# Find the unknown mass on a inclined rope pulley system.

dabbih123
Homework Statement:
I have a mass m(A)=2kg on an incline upwards of 30° connected to a pulley system to another mass m(B)=?. The coefficient of friction is 0.18 and the system has an acceleration of 0.58 m/s^2 in the direction up the slope.

What is mass B?
Relevant Equations:
F=ma
Mass of A = 2 kg
Acceleration = 0.58 m/s^2
μ=0.18
Friction force = μm(A)g cos 30
Component of gravity parallel to ramp = m(A)g sin 30
Force pulled down by m(B)= m(B)g
First I calculated the forces that were working against mass B.
m(A)g sin 30 + μm(A)g cos 30 = 12.86 N

The force working with mass B is
m(B)g = 9.8m(B)

I thought I could solve for B using F=ma where 12.86 N = (2kg+m(B))*(0.58), but of course, 12.86 N is just the force required to make the system move not the force at acceleration 0.58 m/s^2.

I am not sure how to continue or even if I am on the right track.

Gold Member
A goes upward. Friction force and gravity on A are downward.
Mass of A multiplied by upward acceleration equals upward force by Gravity on B minus above written downward force.

Homework Helper
Gold Member
What sort of a pulley system is this? Can you post an image?

If I understand well, you must find the tension of the rope by applying Newton's second law for mass A. Then by applying Newton's second law for mass B you ll be able to find the mass of B, because you will make an equation with only one unknown, the mass of B.

Homework Helper
Gold Member
2022 Award
using F=ma
In that equation, F is the net force on a component and m is the mass of the component.
If the component is A, what forces act directly on A? Note that the gravitational force on B acts on B, not on A.

• Delta2
Mentor
I don't see any free body diagrams. Do you feel that you have advanced to the point where you no longer need to use free body diagrams?

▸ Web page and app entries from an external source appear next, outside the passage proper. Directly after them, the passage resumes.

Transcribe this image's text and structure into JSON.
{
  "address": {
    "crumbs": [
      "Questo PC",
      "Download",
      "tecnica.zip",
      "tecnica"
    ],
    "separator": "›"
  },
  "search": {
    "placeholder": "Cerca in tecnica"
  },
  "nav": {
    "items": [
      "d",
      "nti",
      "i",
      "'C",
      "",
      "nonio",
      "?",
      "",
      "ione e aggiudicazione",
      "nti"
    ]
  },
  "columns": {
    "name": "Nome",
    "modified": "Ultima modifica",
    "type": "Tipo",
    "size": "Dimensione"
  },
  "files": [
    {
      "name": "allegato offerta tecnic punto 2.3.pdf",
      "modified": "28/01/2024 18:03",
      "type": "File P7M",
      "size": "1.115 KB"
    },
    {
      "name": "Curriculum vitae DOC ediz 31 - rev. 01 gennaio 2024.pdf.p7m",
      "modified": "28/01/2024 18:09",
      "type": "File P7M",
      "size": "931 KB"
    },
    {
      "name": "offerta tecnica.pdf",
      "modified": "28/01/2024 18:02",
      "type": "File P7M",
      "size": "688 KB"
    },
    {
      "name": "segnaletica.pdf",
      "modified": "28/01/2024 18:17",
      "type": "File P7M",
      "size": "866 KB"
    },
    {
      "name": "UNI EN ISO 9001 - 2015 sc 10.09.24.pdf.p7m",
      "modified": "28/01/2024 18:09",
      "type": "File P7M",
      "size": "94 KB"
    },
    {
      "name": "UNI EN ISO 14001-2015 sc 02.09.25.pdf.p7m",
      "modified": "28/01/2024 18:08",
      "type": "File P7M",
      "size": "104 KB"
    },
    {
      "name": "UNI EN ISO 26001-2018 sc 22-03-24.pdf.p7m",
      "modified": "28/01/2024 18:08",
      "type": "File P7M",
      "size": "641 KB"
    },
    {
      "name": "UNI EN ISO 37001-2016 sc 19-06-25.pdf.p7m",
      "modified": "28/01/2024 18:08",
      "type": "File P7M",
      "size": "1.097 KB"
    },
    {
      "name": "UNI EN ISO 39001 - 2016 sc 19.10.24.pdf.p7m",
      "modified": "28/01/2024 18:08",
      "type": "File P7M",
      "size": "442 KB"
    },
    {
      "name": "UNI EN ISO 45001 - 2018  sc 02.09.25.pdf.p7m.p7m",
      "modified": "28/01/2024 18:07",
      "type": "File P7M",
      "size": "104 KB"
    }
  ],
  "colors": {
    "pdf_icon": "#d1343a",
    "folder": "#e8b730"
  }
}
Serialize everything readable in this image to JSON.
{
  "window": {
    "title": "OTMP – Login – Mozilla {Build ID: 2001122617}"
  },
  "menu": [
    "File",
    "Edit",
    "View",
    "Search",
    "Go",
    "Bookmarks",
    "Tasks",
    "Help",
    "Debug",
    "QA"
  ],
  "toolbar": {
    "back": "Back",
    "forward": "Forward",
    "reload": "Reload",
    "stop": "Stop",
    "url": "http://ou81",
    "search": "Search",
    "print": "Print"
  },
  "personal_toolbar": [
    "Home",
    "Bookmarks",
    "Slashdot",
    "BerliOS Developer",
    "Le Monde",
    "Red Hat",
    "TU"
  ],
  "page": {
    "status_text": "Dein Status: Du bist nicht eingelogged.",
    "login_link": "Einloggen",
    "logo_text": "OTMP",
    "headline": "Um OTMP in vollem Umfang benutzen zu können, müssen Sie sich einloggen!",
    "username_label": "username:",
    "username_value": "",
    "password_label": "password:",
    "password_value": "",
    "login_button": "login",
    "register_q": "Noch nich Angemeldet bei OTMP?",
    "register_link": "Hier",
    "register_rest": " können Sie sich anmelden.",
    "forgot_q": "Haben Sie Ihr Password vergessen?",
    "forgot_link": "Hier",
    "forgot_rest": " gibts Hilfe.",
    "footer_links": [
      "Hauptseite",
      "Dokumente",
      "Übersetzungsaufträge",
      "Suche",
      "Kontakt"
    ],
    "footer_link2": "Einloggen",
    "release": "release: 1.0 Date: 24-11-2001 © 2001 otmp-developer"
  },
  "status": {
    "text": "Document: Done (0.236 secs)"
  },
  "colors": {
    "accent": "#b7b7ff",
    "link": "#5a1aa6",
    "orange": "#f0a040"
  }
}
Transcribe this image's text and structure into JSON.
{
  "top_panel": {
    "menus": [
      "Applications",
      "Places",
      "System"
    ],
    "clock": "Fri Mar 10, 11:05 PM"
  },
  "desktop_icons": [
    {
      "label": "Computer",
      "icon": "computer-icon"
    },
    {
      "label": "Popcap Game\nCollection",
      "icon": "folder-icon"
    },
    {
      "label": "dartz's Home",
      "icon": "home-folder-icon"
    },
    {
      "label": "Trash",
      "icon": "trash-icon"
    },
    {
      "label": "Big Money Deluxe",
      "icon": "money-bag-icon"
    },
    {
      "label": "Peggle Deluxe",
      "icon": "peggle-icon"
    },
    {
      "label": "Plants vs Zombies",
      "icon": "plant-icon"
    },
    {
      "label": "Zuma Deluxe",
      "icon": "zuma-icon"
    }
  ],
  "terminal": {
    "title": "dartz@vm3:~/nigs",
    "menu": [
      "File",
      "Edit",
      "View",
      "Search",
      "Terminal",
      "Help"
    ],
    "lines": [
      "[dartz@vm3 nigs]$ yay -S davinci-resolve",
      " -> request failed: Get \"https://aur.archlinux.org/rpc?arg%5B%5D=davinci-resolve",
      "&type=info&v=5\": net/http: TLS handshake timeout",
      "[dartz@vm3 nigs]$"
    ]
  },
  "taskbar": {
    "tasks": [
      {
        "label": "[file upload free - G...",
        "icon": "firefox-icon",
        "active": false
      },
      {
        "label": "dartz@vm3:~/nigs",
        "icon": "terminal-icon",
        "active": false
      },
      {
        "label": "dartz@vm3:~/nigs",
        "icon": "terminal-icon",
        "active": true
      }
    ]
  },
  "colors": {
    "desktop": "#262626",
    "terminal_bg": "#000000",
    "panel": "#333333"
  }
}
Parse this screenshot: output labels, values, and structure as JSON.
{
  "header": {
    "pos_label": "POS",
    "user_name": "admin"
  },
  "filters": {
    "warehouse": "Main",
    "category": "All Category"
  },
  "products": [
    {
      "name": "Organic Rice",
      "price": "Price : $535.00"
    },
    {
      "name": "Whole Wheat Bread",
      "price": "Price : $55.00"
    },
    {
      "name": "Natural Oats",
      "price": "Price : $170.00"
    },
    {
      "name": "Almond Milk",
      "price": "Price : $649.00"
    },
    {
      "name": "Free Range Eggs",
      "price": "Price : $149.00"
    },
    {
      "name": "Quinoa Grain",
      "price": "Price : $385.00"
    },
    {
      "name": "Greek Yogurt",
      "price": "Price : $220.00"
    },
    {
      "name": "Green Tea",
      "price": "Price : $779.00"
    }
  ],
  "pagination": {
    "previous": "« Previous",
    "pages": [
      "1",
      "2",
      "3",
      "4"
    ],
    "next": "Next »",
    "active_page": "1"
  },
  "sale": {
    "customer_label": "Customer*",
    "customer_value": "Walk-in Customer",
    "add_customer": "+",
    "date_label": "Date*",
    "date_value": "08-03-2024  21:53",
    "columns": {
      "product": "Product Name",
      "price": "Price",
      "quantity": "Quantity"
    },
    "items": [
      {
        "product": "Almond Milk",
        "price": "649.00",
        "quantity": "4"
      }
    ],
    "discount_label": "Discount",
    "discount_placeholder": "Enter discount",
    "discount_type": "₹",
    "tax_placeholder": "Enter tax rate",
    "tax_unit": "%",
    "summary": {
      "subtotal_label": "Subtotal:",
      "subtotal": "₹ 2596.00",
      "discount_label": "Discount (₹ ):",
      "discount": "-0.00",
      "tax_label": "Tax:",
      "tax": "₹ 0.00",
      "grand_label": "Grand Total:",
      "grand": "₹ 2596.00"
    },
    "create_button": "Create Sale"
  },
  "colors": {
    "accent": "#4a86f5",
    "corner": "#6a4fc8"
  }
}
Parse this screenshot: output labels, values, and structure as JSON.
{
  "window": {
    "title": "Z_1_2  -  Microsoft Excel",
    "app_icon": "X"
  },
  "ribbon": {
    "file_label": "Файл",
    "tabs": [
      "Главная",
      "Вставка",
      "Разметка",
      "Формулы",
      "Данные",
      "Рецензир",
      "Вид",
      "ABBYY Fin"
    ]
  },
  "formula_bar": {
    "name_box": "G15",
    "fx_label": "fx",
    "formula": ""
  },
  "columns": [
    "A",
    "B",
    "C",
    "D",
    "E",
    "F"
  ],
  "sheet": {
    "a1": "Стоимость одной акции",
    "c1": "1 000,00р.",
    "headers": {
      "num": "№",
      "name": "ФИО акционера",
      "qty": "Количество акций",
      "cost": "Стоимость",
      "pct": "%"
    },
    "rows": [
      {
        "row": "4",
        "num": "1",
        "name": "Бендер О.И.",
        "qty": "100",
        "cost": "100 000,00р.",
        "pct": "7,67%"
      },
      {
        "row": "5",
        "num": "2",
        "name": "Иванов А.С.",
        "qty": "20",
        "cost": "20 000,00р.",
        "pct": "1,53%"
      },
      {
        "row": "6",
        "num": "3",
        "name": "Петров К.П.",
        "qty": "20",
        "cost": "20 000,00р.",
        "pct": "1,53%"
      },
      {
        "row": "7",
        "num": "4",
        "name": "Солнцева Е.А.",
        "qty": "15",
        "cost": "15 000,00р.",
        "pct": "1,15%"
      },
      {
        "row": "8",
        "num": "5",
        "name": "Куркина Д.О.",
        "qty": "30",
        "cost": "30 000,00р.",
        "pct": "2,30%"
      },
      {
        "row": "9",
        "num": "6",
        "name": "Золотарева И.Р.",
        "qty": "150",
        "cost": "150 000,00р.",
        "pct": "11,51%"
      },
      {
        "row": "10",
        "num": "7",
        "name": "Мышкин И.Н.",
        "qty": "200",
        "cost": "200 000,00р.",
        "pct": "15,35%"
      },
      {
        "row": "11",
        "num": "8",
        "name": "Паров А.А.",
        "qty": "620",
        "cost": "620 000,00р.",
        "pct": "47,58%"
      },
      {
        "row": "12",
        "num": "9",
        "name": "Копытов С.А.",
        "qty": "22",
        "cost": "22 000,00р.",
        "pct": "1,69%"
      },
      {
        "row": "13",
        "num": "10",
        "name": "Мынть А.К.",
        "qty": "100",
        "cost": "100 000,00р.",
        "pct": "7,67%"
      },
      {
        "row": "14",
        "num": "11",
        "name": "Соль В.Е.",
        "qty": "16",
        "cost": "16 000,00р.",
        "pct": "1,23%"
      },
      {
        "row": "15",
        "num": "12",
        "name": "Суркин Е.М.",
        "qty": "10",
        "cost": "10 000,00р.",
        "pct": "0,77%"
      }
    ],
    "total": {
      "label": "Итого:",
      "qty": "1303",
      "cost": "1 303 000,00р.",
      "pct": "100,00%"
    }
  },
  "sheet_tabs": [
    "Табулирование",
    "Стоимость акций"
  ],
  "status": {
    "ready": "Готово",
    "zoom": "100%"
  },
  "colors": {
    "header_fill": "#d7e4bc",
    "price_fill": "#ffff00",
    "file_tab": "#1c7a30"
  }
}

Your inability to solve this problem is an indication that you haven't.

Please provide a free body diagram for each of the bodies A and B separately, showing all the forces acting on each (including the rope tension).